In San Francisco, Glide's Women's Center is home to the ACTA-supported Healing Through Negro Spirituals program.  Serving vulnerable women who have suffered violence in their lives, this program is a powerful testimony to the link between traditional arts and health and well-being.


Weekly, women gather to learn and sing Negro spirituals, and, as mentor-teacher Wanda Ravernell, describes: "They sing themselves to laughter and tears of joy and realization, the realization that a whole people who once suffered the burden, pain, and sorrow of slavery have made it through and that today, just as those songs comforted the souls of those long gone, so can those very same songs lift burdens today, the burden of domestic violence, the stigma and denigration of drug addiction or alcoholism...."




Flavio "Paps"Alarez (in blue) strives to instill Garifuna language and culture in a younger generation of Los Angeles-raised Garifuna-Americans.  Photo: Sherwood Chen 

During the annual Wanaragua celebration, as drummers, singers, and masked and costumed dancers travel in a day-long procession from household to household, the Garifuna people -- native to the Caribbean's St. Vincent -- honor their ancestors.

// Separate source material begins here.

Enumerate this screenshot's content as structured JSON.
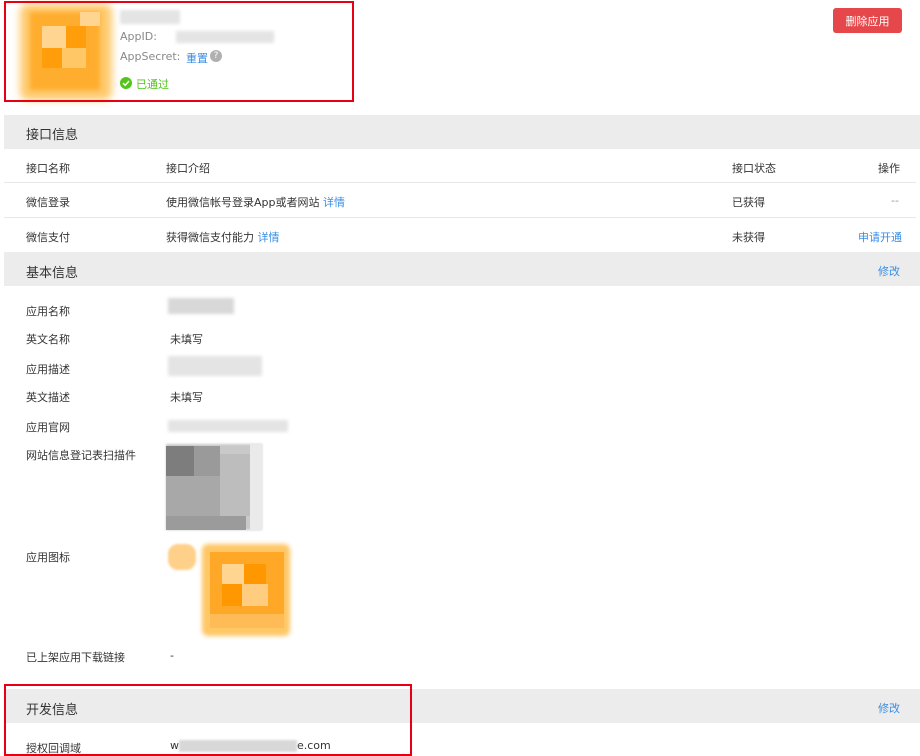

As a Wanaragua chief, Flavio "Paps" Alvarez leads and coordinates the procession each year in South Los Angeles
.  Says Paps, "It is important to keep [Los Angeles-based Garifuna] together.  We become a family, and I consider the drummers, dancers, and singers part of my family in Los Angeles.  We get together regularly, and like a family, we can count on each other when we need help.  In Guatemala, I had an extended family all around me.  Here in Los Angeles, I have the Wanaragua group."

ACTA supported
an apprenticeship between Paps and his grandnephew Carlos Gonzalez, ensuring the Wanaragua continues with strong leadership into the next generation.


Members of Kings County Regional Traditional Folk Arts' Ballet Folklorico Sol del Valle.  Photo: Kings County Regional Traditional Folk Arts
Kings County Regional Traditional Arts, started in a small garage as the dance group Ballet Folkorico Sol del Valle, has grown into a 2,500 square foot facility offering classes in mariachi music and dance (folklorico, hip-hop, and salsa) to children, youth, and adults, the majority of whom belong to Latino farmworking families.  Located in Armona (population in 2010: 4,156), it is the only center of its kind in this rural area of the Central Valley; students travel from numerous rural communities beyond Kings County, including Fresno and Tulare Counties.

With operational support from ACTA in 2010, the center doubled its annual budget, including over $5,000 in individual donations.  The center is also thriving in terms of the number of participants, which has increased by 40% in one year.

Maria Vasquez, whose 4 children were students at Kings County Regional Traditional Arts, speaks to the impact this center is having on participants' lives: "What Kings County Regional Traditional Arts is doing for the communities in Kings County is immeasurable.  Because both Juan [executive director] and Consuelo [folklorico director and board member] are college graduates, they encourage all the students to pursue a higher education.  They instill pride of who we are and where we come from and provide strength to keep doing better in life.  I know that the 15 year relationship between the cultural center and my own family has always been a positive one.  By performing in public, my children have become more confident and self-assured.  My oldest daughter graduated from pharmacy school and my oldest son is a certified mechanic.  Two daughters are still in college.  I honestly believe that folklorico dancing with the center inspired me and my children to excel in life in general."

Contact ACTA
[email protected]

   The Alliance for California Traditional Arts is the California
   Arts Council's  official partner in serving the state's folk &
   traditional arts field.